>>>>

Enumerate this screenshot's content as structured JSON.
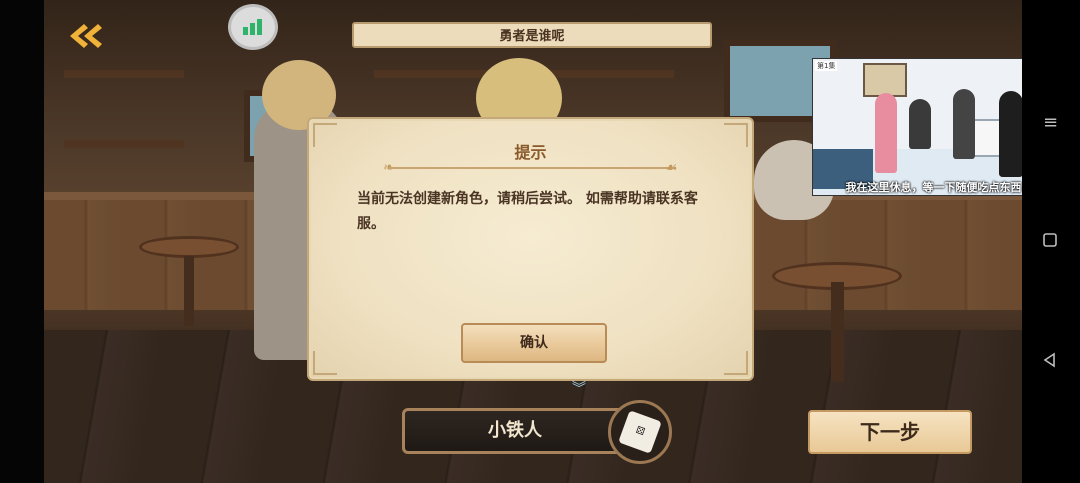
{
  "header": {
    "title": "勇者是谁呢"
  },
  "dialog": {
    "title": "提示",
    "message": "当前无法创建新角色，请稍后尝试。 如需帮助请联系客服。",
    "confirm_label": "确认"
  },
  "character": {
    "name": "小铁人"
  },
  "next_label": "下一步",
  "video": {
    "badge": "第1集",
    "caption": "我在这里休息，等一下随便吃点东西"
  },
  "icons": {
    "back": "back-arrow-icon",
    "signal": "signal-strength-icon",
    "dice": "dice-icon",
    "menu": "menu-icon",
    "home": "home-square-icon",
    "nav_back": "back-triangle-icon"
  }
}
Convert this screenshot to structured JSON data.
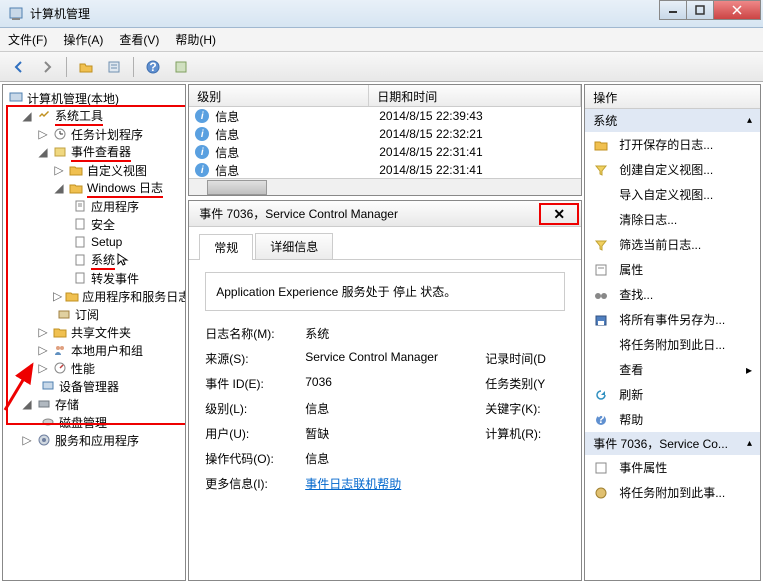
{
  "titlebar": {
    "title": "计算机管理"
  },
  "menu": {
    "file": "文件(F)",
    "action": "操作(A)",
    "view": "查看(V)",
    "help": "帮助(H)"
  },
  "tree": {
    "root": "计算机管理(本地)",
    "sys_tools": "系统工具",
    "task_scheduler": "任务计划程序",
    "event_viewer": "事件查看器",
    "custom_views": "自定义视图",
    "windows_logs": "Windows 日志",
    "app_log": "应用程序",
    "security": "安全",
    "setup": "Setup",
    "system": "系统",
    "forwarded": "转发事件",
    "apps_services_logs": "应用程序和服务日志",
    "subscriptions": "订阅",
    "shared_folders": "共享文件夹",
    "local_users": "本地用户和组",
    "performance": "性能",
    "device_manager": "设备管理器",
    "storage": "存储",
    "disk_mgmt": "磁盘管理",
    "services_apps": "服务和应用程序"
  },
  "event_list": {
    "col_level": "级别",
    "col_date": "日期和时间",
    "rows": [
      {
        "level": "信息",
        "date": "2014/8/15 22:39:43"
      },
      {
        "level": "信息",
        "date": "2014/8/15 22:32:21"
      },
      {
        "level": "信息",
        "date": "2014/8/15 22:31:41"
      },
      {
        "level": "信息",
        "date": "2014/8/15 22:31:41"
      }
    ]
  },
  "detail": {
    "title": "事件 7036，Service Control Manager",
    "tab_general": "常规",
    "tab_details": "详细信息",
    "message": "Application Experience 服务处于 停止 状态。",
    "labels": {
      "log_name": "日志名称(M):",
      "source": "来源(S):",
      "event_id": "事件 ID(E):",
      "level": "级别(L):",
      "user": "用户(U):",
      "opcode": "操作代码(O):",
      "more": "更多信息(I):",
      "logged": "记录时间(D",
      "category": "任务类别(Y",
      "keywords": "关键字(K):",
      "computer": "计算机(R):"
    },
    "values": {
      "log_name": "系统",
      "source": "Service Control Manager",
      "event_id": "7036",
      "level": "信息",
      "user": "暂缺",
      "opcode": "信息",
      "more_link": "事件日志联机帮助"
    }
  },
  "actions": {
    "header": "操作",
    "group1": "系统",
    "open_saved": "打开保存的日志...",
    "create_custom": "创建自定义视图...",
    "import_custom": "导入自定义视图...",
    "clear_log": "清除日志...",
    "filter_current": "筛选当前日志...",
    "properties": "属性",
    "find": "查找...",
    "save_all": "将所有事件另存为...",
    "attach_task": "将任务附加到此日...",
    "view": "查看",
    "refresh": "刷新",
    "help": "帮助",
    "group2": "事件 7036，Service Co...",
    "event_props": "事件属性",
    "attach_event": "将任务附加到此事..."
  }
}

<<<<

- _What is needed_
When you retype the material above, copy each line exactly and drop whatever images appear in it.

- _Response for this exercise_
Enumerate this screenshot's content as structured JSON.
{
  "header": {
    "title": "勇者是谁呢"
  },
  "dialog": {
    "title": "提示",
    "message": "当前无法创建新角色，请稍后尝试。 如需帮助请联系客服。",
    "confirm_label": "确认"
  },
  "character": {
    "name": "小铁人"
  },
  "next_label": "下一步",
  "video": {
    "badge": "第1集",
    "caption": "我在这里休息，等一下随便吃点东西"
  },
  "icons": {
    "back": "back-arrow-icon",
    "signal": "signal-strength-icon",
    "dice": "dice-icon",
    "menu": "menu-icon",
    "home": "home-square-icon",
    "nav_back": "back-triangle-icon"
  }
}
Convert this screenshot to structured JSON data.
{
  "titlebar": {
    "title": "计算机管理"
  },
  "menu": {
    "file": "文件(F)",
    "action": "操作(A)",
    "view": "查看(V)",
    "help": "帮助(H)"
  },
  "tree": {
    "root": "计算机管理(本地)",
    "sys_tools": "系统工具",
    "task_scheduler": "任务计划程序",
    "event_viewer": "事件查看器",
    "custom_views": "自定义视图",
    "windows_logs": "Windows 日志",
    "app_log": "应用程序",
    "security": "安全",
    "setup": "Setup",
    "system": "系统",
    "forwarded": "转发事件",
    "apps_services_logs": "应用程序和服务日志",
    "subscriptions": "订阅",
    "shared_folders": "共享文件夹",
    "local_users": "本地用户和组",
    "performance": "性能",
    "device_manager": "设备管理器",
    "storage": "存储",
    "disk_mgmt": "磁盘管理",
    "services_apps": "服务和应用程序"
  },
  "event_list": {
    "col_level": "级别",
    "col_date": "日期和时间",
    "rows": [
      {
        "level": "信息",
        "date": "2014/8/15 22:39:43"
      },
      {
        "level": "信息",
        "date": "2014/8/15 22:32:21"
      },
      {
        "level": "信息",
        "date": "2014/8/15 22:31:41"
      },
      {
        "level": "信息",
        "date": "2014/8/15 22:31:41"
      }
    ]
  },
  "detail": {
    "title": "事件 7036，Service Control Manager",
    "tab_general": "常规",
    "tab_details": "详细信息",
    "message": "Application Experience 服务处于 停止 状态。",
    "labels": {
      "log_name": "日志名称(M):",
      "source": "来源(S):",
      "event_id": "事件 ID(E):",
      "level": "级别(L):",
      "user": "用户(U):",
      "opcode": "操作代码(O):",
      "more": "更多信息(I):",
      "logged": "记录时间(D",
      "category": "任务类别(Y",
      "keywords": "关键字(K):",
      "computer": "计算机(R):"
    },
    "values": {
      "log_name": "系统",
      "source": "Service Control Manager",
      "event_id": "7036",
      "level": "信息",
      "user": "暂缺",
      "opcode": "信息",
      "more_link": "事件日志联机帮助"
    }
  },
  "actions": {
    "header": "操作",
    "group1": "系统",
    "open_saved": "打开保存的日志...",
    "create_custom": "创建自定义视图...",
    "import_custom": "导入自定义视图...",
    "clear_log": "清除日志...",
    "filter_current": "筛选当前日志...",
    "properties": "属性",
    "find": "查找...",
    "save_all": "将所有事件另存为...",
    "attach_task": "将任务附加到此日...",
    "view": "查看",
    "refresh": "刷新",
    "help": "帮助",
    "group2": "事件 7036，Service Co...",
    "event_props": "事件属性",
    "attach_event": "将任务附加到此事..."
  }
}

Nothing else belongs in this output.